Nagar, Swati; Korzekwa, Kenneth; Childers, Wayne E.; Polli, Joseph (Temple University. Libraries, 2018)
      Time-dependent inactivation (TDI) of CYPs is a leading cause of clinical drug-drug interactions (DDIs). Current methods tend to over-predict DDIs. In this study, a numerical approach was used to model complex CYP3A TDI in human liver microsomes. Inhibitors evaluated include troleandomycin (TAO), erythromycin (ERY), verapamil (VER), Paroxetine (PAR), itraconazole (ITZ) and diltiazem (DTZ) along with primary metabolites N-demethyl erythromycin (NDE), norverapamil (NV), and N-desmethyl diltiazem (MA). Complexities incorporated in the models included multiple binding kinetics, quasi-irreversible inactivation, sequential metabolism, inhibitor depletion, and membrane partitioning. The different factors affecting TDI kinetics were evaluated such as lipid partitioning, inhibitor depletion, presence of transporters. The inactivation parameters obtained from numerical method were incorporated into static in-vitro – in-vivo correlation (IVIVC) models to predict clinical DDIs. For 123 clinically observed DDIs, using a hepatic CYP3A synthesis rate constant of 0.000146 min-1, the average fold difference between observed and predicted DDIs was 2.97 for the standard replot method and 1.66 for the numerical method. Similar results were obtained using a synthesis rate constant of 0.00032 min-1. These results suggest that numerical methods can successfully model complex in-vitro TDI kinetics and that the resulting DDI predictions are more accurate than those obtained with the standard replot approach. Chapter one presents the detailed introduction along with the hypothesis and significance of the project.
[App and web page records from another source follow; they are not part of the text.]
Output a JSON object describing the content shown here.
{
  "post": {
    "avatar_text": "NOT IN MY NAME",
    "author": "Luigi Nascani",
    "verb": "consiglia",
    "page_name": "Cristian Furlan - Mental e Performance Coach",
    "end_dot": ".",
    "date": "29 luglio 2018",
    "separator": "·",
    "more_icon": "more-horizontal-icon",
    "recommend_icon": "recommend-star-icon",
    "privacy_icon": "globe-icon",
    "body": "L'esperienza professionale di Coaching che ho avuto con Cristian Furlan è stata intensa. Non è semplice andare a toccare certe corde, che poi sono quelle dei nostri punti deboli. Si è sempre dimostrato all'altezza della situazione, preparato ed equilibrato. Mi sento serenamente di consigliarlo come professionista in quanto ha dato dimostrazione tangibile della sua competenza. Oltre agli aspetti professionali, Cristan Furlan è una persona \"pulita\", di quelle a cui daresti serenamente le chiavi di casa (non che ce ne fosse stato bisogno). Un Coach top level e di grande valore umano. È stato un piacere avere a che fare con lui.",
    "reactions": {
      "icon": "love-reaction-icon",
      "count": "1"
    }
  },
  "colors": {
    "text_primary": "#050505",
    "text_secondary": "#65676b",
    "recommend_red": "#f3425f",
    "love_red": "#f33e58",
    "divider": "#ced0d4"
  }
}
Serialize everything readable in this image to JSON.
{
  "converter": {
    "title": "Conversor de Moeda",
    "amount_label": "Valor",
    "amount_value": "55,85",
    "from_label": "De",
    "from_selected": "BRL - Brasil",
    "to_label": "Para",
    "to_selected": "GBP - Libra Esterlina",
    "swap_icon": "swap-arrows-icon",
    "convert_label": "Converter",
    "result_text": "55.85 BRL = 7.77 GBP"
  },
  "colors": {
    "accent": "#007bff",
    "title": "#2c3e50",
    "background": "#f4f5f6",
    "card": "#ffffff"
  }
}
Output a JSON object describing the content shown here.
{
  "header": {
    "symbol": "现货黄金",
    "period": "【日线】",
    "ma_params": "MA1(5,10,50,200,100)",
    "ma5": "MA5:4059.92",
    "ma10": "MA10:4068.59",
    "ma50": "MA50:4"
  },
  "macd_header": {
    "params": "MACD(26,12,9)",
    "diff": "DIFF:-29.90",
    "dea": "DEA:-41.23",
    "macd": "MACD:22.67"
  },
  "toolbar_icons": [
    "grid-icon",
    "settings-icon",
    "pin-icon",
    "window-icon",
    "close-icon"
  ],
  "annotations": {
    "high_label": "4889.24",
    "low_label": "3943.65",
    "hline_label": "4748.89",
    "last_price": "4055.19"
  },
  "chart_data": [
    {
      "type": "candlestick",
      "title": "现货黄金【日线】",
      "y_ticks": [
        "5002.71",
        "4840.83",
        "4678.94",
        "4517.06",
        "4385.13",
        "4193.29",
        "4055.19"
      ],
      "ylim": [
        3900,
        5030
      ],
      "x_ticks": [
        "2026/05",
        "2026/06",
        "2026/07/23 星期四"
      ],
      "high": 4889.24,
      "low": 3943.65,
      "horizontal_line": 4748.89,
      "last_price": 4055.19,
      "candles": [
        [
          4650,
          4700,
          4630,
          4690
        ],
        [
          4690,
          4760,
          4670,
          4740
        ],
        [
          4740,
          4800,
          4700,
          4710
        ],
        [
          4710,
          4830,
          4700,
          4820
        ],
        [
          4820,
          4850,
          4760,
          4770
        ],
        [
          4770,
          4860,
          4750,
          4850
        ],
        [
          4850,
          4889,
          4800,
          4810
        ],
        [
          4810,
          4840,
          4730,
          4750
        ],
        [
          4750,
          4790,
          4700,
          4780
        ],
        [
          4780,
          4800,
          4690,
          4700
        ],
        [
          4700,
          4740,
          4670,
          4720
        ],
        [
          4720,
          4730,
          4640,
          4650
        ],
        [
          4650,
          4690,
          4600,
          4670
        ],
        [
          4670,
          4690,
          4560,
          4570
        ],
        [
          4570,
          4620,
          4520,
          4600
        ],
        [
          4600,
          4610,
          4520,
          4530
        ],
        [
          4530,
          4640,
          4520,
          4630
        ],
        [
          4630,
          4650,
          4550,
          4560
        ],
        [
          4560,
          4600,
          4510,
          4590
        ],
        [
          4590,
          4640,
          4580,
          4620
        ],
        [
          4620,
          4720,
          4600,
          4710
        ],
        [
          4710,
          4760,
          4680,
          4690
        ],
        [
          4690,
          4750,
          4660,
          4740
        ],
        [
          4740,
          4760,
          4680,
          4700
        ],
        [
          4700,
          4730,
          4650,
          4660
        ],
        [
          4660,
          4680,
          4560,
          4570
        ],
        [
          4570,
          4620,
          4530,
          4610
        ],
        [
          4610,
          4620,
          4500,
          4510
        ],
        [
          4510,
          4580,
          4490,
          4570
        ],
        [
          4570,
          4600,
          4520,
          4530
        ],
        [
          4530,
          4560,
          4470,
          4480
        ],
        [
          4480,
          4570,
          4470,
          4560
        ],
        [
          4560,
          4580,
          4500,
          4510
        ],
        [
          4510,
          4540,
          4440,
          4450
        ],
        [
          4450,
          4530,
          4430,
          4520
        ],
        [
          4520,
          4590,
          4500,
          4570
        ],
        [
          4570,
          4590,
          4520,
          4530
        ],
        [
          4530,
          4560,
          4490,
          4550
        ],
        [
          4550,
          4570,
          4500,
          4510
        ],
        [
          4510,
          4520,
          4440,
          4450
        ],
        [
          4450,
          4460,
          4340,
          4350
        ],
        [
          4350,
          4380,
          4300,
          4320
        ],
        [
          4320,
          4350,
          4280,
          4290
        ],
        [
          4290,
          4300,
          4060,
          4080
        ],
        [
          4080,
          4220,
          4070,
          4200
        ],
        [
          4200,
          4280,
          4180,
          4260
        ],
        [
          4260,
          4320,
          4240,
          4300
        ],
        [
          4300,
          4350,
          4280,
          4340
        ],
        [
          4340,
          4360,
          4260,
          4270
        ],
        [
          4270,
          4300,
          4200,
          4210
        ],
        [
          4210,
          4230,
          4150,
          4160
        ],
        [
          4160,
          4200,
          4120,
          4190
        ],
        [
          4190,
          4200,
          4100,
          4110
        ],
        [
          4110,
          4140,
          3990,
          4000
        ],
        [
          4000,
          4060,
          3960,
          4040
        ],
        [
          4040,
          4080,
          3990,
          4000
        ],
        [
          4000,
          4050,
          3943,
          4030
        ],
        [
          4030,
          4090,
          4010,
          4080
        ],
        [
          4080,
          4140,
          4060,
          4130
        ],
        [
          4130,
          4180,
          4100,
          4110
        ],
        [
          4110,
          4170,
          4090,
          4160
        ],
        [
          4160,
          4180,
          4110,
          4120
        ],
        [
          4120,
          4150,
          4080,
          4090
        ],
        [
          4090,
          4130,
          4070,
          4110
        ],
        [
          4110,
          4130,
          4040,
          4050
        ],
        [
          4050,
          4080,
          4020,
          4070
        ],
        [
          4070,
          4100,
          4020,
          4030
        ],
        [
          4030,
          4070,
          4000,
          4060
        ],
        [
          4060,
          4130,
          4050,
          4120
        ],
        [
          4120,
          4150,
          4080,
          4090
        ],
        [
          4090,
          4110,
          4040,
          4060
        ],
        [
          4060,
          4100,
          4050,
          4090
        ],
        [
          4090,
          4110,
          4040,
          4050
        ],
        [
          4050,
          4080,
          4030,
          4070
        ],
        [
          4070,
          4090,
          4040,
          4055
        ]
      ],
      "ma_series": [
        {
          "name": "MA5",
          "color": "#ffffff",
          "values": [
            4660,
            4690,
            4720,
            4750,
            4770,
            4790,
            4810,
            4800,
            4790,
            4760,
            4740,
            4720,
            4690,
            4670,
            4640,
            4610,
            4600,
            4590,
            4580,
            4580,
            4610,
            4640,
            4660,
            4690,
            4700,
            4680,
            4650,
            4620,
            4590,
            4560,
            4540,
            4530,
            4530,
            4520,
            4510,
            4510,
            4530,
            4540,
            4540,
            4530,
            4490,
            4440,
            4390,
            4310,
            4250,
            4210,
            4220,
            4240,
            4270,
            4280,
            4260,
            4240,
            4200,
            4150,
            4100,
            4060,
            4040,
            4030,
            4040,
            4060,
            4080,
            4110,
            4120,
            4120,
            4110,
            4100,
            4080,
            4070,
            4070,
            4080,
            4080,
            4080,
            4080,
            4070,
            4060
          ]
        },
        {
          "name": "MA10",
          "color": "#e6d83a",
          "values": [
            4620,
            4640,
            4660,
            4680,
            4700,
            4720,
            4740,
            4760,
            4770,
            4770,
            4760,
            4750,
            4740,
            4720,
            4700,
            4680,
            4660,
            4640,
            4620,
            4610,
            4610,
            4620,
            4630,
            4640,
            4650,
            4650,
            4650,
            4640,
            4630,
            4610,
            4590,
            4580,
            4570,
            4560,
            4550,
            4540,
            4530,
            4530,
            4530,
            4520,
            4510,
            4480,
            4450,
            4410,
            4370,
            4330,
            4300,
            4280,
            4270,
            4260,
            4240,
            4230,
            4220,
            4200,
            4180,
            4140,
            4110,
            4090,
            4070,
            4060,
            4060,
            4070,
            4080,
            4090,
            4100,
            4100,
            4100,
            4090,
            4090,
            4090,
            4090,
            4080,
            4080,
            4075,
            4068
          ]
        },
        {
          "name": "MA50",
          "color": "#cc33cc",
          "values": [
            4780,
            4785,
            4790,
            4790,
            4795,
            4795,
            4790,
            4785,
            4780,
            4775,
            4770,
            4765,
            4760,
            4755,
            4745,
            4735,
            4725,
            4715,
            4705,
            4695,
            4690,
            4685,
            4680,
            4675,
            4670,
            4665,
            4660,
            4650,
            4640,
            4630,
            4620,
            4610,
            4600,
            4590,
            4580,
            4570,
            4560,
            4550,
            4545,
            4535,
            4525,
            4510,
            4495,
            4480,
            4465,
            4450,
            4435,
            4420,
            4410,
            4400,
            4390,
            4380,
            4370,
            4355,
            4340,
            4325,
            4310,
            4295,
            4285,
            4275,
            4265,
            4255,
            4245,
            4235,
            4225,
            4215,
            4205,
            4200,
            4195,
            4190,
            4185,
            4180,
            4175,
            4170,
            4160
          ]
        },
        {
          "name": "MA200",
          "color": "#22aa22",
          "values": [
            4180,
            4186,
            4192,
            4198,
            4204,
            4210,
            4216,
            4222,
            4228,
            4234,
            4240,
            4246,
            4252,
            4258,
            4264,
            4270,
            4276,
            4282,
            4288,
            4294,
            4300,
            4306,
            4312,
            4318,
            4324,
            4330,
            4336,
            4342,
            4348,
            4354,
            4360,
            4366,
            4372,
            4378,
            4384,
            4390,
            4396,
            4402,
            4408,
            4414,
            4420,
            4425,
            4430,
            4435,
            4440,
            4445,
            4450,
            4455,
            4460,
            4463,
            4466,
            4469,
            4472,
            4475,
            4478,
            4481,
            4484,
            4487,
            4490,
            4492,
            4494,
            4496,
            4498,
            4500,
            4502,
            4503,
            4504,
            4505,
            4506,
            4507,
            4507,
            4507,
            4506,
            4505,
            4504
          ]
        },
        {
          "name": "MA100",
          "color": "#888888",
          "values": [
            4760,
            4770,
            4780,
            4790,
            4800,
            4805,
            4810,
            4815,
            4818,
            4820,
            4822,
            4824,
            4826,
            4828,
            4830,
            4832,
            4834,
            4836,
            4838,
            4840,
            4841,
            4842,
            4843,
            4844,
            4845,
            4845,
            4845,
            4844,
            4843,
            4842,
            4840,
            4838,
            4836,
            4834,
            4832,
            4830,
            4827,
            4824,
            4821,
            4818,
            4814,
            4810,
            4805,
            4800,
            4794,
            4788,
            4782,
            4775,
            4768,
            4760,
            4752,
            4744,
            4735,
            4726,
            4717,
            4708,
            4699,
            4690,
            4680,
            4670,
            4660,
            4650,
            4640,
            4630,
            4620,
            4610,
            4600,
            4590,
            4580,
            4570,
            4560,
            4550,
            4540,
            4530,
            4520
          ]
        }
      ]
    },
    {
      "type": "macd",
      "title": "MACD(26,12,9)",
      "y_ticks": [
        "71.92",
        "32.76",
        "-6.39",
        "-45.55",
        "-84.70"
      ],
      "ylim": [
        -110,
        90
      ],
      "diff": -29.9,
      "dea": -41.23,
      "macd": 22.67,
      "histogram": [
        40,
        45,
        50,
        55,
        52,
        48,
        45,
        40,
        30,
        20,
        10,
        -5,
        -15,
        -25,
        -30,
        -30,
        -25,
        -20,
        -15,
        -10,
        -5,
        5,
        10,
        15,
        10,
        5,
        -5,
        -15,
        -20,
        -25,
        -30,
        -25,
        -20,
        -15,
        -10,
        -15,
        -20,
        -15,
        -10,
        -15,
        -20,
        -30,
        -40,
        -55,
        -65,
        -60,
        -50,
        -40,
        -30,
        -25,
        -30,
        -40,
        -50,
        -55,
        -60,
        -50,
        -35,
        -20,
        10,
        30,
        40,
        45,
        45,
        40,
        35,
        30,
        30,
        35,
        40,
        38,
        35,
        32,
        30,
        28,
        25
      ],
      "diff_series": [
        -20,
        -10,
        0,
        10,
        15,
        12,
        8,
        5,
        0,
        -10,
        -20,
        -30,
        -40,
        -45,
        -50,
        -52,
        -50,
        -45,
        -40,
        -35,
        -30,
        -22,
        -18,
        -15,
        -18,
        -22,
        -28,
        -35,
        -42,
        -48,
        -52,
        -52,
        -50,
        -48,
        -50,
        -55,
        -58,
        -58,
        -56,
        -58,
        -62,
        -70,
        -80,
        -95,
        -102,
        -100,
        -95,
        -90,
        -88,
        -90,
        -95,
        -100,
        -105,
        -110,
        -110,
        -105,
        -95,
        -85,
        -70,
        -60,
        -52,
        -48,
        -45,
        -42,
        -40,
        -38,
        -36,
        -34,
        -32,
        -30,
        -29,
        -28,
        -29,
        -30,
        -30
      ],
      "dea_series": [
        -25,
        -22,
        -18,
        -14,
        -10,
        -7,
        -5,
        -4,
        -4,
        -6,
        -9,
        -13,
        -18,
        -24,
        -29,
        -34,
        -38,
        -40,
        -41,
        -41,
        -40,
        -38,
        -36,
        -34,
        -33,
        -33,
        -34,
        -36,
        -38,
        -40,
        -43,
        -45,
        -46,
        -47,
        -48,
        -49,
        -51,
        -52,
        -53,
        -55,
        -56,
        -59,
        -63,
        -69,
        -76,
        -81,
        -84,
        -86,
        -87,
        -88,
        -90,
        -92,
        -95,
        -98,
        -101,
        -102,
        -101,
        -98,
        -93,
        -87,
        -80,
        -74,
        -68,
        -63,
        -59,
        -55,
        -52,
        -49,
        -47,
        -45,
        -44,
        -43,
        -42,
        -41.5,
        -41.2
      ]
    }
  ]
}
Chapter 2 includes the development of the bioanalytical method for quantitation of various compounds which includes inactivators and their primary metabolites. Chapter 3 entails the discussion on in-vivo studies in rats involving TDI mediated DDI studies. Chapter 4 discusses the in-vitro studies and use of the numerical method for evaluation of TDI kinetics. Chapter 5 and chapter 6 provides discussion on the impact of inhibitor depletion and partitioning of TDI kinetics and how these two could lead to misinterpretation of TDI results. Chapter 6 also provides a discussion on how transporters could affect TDI results mainly from hepatocyte studies. Chapter 7 involves prediction of TDI mediated DDI using static modeling. Chapter 8 is a case study on bosentan involving induction mediated DDI.